To many whites this is a brazen attack on the very existence of white goodwill towards the children of Abraham. Surely, President Obama’s campaigns were financed by white people of goodwill. Surely, without a white mass which voted for him in New England territories, his election victory would have been a pipe dream.

Michelle is addressing a wider issue. How many times and how long shall the children of Abraham complain about past injustices? In doing so, we miss an opportunity to help our people, to make friendships with Pharaoh’s children who rule the universe. But I suppose that is not the issue. The issue, as we say in Zimbabwe, is to show that one is a stalwart Africanist.

Michelle has been compared to Booker T Washington, who suffered even worse humiliations than she did.

If Michelle had used her lofty place as a reconciler rather than a speaker of fighting words, she might have brought 100 businessmen with her to rebuild the school.

Washington was asked by a rich white woman to carry her garden equipment to her car. He assisted her with grace and a smiling face. When the white woman realised that she had shown contempt for the most famous black man in America, she was remorseful. “Not to worry,” said the great man: “there is plenty you can do to help my college,” he added.

The woman served as a benefactor at Tuskegee for many years till her death.
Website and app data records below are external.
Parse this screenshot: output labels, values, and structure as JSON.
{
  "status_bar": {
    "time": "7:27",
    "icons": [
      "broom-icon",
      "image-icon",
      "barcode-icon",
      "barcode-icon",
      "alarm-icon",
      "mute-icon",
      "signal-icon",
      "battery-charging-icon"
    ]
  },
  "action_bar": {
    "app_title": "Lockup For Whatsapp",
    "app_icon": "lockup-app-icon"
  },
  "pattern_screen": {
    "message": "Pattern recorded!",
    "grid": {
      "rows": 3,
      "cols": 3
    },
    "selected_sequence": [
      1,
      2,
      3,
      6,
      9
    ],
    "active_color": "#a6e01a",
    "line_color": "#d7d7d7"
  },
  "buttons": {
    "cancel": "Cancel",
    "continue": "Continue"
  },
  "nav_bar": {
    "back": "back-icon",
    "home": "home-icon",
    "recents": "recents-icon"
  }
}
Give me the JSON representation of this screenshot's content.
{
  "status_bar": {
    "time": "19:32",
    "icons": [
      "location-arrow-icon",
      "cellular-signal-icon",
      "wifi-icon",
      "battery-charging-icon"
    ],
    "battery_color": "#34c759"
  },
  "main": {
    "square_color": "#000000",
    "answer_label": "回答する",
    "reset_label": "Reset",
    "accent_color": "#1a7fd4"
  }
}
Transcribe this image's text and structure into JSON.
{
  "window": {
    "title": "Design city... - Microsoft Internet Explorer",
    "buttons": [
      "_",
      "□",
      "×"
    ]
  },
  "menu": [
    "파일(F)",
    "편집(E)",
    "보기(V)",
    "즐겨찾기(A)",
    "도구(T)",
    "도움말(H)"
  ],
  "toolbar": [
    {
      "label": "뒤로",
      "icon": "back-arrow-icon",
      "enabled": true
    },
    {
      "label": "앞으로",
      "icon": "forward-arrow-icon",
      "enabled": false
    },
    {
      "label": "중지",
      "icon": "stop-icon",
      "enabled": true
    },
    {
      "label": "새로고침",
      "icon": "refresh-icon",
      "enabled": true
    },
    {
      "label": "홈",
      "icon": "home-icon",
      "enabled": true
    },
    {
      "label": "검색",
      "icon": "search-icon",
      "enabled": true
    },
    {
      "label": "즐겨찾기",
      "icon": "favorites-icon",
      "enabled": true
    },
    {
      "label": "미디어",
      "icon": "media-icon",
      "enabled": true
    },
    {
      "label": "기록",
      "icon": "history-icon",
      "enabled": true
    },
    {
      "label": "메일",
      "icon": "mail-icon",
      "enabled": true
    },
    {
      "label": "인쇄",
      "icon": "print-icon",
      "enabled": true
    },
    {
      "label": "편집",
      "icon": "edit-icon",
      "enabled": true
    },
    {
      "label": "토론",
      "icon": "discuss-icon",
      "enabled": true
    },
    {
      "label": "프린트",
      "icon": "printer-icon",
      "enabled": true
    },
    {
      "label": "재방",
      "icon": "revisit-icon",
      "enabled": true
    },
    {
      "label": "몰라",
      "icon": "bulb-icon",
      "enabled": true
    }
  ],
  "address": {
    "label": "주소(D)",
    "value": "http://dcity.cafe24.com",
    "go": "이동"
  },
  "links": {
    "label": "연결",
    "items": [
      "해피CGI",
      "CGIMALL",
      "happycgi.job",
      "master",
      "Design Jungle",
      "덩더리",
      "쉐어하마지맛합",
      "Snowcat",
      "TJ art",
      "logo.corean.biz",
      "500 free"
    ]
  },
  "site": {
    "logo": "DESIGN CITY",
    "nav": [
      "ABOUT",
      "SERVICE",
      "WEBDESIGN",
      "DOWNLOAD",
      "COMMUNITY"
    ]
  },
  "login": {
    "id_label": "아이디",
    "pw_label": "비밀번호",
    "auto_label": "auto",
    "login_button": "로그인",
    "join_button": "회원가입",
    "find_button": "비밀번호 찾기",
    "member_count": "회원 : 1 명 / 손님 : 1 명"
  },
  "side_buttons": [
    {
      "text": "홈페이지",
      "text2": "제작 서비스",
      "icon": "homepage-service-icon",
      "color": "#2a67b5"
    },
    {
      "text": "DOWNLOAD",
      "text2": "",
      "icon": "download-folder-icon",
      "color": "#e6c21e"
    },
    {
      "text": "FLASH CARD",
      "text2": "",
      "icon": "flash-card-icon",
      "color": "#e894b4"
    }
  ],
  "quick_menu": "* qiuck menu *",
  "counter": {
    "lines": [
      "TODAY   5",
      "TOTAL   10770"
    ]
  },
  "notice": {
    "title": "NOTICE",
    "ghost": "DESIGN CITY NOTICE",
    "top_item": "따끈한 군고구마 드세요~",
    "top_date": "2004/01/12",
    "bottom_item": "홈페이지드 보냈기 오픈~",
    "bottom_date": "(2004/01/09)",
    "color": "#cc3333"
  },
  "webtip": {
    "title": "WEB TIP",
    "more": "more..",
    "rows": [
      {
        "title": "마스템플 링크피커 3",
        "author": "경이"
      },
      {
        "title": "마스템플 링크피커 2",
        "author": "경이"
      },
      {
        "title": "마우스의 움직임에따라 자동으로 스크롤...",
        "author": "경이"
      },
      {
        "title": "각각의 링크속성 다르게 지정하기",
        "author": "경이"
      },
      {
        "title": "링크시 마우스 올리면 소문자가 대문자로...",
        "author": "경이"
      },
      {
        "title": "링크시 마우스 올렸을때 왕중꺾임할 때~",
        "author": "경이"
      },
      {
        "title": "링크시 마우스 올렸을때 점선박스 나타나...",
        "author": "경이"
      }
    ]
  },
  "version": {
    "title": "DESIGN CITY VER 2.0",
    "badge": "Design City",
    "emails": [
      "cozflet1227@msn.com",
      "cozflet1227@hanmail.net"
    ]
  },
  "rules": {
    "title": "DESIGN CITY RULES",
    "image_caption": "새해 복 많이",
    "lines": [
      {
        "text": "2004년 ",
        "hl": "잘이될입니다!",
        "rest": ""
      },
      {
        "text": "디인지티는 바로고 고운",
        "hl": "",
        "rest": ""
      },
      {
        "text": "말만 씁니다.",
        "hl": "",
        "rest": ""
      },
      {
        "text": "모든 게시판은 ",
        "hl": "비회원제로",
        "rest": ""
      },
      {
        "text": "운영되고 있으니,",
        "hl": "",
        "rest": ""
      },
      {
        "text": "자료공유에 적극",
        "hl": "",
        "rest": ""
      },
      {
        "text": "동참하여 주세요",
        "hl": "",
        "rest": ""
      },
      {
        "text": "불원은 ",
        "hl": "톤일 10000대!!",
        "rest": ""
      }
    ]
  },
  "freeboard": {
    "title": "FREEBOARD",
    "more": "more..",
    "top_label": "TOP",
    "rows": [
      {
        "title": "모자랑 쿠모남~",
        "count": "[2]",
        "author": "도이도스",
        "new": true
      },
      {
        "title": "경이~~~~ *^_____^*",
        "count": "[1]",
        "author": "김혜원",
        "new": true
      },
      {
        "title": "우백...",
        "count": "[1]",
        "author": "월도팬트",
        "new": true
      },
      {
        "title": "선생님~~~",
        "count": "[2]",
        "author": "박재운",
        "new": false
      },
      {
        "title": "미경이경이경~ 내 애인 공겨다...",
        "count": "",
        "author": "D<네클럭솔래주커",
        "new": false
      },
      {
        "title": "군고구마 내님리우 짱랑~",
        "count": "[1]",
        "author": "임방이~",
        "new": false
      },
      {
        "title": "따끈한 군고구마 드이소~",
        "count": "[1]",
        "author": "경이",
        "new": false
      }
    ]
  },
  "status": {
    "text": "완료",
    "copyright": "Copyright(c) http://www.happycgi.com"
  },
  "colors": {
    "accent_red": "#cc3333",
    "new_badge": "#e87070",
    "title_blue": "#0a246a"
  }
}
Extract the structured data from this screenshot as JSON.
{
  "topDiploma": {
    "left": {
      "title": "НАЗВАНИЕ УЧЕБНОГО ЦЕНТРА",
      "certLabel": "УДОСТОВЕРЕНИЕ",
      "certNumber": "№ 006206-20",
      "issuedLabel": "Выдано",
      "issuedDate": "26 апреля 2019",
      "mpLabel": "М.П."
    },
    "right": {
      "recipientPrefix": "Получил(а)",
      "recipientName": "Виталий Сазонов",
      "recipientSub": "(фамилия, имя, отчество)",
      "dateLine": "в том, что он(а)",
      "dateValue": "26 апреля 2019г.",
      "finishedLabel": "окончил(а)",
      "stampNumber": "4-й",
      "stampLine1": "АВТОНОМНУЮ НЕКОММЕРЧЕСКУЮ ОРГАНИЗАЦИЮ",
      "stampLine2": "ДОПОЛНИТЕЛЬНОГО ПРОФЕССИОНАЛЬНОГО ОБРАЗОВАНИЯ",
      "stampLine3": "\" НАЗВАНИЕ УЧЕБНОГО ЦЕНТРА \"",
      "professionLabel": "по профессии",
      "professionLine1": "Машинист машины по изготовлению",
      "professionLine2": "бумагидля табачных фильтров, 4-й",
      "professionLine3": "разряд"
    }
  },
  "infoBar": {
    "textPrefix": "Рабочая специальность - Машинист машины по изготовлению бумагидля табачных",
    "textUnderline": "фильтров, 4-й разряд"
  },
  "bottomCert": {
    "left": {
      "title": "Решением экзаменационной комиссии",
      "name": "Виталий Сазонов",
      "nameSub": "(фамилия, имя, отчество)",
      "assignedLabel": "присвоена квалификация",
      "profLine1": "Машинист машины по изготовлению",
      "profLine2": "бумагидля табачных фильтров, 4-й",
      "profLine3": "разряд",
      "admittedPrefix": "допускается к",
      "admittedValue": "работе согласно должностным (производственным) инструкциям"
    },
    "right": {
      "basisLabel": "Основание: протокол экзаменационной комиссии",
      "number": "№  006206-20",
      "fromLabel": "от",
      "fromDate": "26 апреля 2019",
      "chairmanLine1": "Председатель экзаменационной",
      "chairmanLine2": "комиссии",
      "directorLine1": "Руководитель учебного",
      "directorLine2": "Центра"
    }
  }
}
Washington saw the necessity for truth speaking. “It is sometimes helpful for us to speak frankly to each other, but (the purpose) must be to promote friendship rather than enmity.”

Michelle reminds me of my own beloved Zimbabwe stalwart Pan Africanists. She did not bring any help to the school which she loved so much. She spoke the truth, but to what purpose? She went to the school empty handed, left the children without bread. But surely, she must have served a higher purpose, to curse out the children of Pharaoh, who have caused us to shed so many tears of blood, asking us to make bricks without straw.

Michelle is a heroine among blacks, who believe that truth is its own reward.

Washington and Martin Luther King, in whose name she spoke, saw truth speaking only as a weapon, to promote friendships rather than enmity.

Professor Ken Mufuka can be reached on [email protected]